▸ **PROBLEM**
Write out all of the data again, precisely as it appears.

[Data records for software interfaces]
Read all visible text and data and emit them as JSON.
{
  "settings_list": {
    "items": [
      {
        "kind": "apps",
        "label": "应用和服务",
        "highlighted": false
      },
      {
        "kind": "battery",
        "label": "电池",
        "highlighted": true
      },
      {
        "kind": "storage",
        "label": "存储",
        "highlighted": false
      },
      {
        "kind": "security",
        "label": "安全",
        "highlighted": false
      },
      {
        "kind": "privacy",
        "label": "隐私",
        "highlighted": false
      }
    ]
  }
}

▸ **TASK ANSWER**
Read all visible text and data and emit them as JSON.
{
  "settings_list": {
    "items": [
      {
        "kind": "apps",
        "label": "应用和服务",
        "highlighted": false
      },
      {
        "kind": "battery",
        "label": "电池",
        "highlighted": true
      },
      {
        "kind": "storage",
        "label": "存储",
        "highlighted": false
      },
      {
        "kind": "security",
        "label": "安全",
        "highlighted": false
      },
      {
        "kind": "privacy",
        "label": "隐私",
        "highlighted": false
      }
    ]
  }
}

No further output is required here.